Bottom Line: A new methodology based on core alloying and shell gradient-doping are developed for the synthesis of nanohybrids, realized by coupled competitive reactions, or sequenced reducing-nucleation and co-precipitation reaction of mixed metal salts in a microfluidic and batch-cooling process.The core alloying and shell gradient-doping strategy can efficiently eliminate the crystal lattice mismatch in different components.Consequently, varieties of gradient core-shell nanohybrids can be synthesized using CoM, FeM, AuM, AgM (M = Zn or Al) alloys as cores and transition metal gradient-doping ZnO or Al2O3 as shells, endowing these nanohybrids with unique magnetic and optical properties (e.g., high temperature ferromagnetic property and enhanced blue emission).

View Article: PubMed Central - PubMed

Affiliation: Department of Physics, School of Mathematics and Physics, University of Science &Technology Beijing, Beijing 100083, China.

ABSTRACT
A new methodology based on core alloying and shell gradient-doping are developed for the synthesis of nanohybrids, realized by coupled competitive reactions, or sequenced reducing-nucleation and co-precipitation reaction of mixed metal salts in a microfluidic and batch-cooling process.
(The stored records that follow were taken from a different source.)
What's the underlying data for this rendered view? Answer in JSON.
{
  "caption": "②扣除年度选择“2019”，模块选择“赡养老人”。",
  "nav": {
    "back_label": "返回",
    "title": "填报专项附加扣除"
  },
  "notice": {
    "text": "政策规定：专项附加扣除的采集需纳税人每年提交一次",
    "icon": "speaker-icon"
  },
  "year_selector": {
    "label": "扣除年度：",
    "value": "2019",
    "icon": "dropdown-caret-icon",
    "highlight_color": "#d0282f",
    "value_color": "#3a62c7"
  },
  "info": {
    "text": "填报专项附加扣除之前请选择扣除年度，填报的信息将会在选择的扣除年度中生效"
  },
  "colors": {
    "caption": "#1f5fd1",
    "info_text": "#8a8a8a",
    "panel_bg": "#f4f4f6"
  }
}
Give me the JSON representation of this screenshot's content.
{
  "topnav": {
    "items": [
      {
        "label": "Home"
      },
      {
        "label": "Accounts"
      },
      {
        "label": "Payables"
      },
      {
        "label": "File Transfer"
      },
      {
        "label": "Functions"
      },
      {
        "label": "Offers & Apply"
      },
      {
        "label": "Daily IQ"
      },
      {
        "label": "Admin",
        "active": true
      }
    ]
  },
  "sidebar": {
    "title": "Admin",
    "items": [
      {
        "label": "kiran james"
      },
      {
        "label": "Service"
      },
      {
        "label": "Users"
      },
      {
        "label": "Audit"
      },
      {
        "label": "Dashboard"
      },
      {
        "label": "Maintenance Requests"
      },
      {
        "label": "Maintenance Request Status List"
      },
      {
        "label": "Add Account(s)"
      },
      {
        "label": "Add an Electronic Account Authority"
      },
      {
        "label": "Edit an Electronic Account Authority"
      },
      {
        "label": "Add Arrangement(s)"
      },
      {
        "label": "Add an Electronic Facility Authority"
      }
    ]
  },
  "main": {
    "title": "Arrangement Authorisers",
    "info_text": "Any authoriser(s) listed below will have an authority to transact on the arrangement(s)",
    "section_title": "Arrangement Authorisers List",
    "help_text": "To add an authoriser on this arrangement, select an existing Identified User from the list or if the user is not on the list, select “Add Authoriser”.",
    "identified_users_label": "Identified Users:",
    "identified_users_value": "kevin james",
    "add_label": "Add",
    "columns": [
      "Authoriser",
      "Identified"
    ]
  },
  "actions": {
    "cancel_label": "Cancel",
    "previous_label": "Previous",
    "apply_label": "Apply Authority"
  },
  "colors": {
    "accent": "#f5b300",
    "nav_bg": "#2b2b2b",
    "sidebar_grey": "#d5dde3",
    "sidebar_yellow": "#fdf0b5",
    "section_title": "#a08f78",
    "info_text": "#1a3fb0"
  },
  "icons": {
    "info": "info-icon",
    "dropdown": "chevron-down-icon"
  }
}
The latent time of nucleation and the growth of nanohybrids can be well controlled due to the formation of controllable intermediates in the coupled competitive reactions. Thus, spatiotemporal-resolved synthesis can be realized by the hybrid process, which enables us to investigate nanohybrid formation at each stage through their solution color changes and TEM images. By adjusting the bi-channel solvents and kinetic parameters of each stage, the primary components of alloyed cores and the second components of transition metal doping ZnO or Al2O3 as surface coatings can be successively formed. The core alloying and shell gradient-doping strategy can efficiently eliminate the crystal lattice mismatch in different components. Consequently, varieties of gradient core-shell nanohybrids can be synthesized using CoM, FeM, AuM, AgM (M = Zn or Al) alloys as cores and transition metal gradient-doping ZnO or Al2O3 as shells, endowing these nanohybrids with unique magnetic and optical properties (e.g., high temperature ferromagnetic property and enhanced blue emission).

No MeSH data available.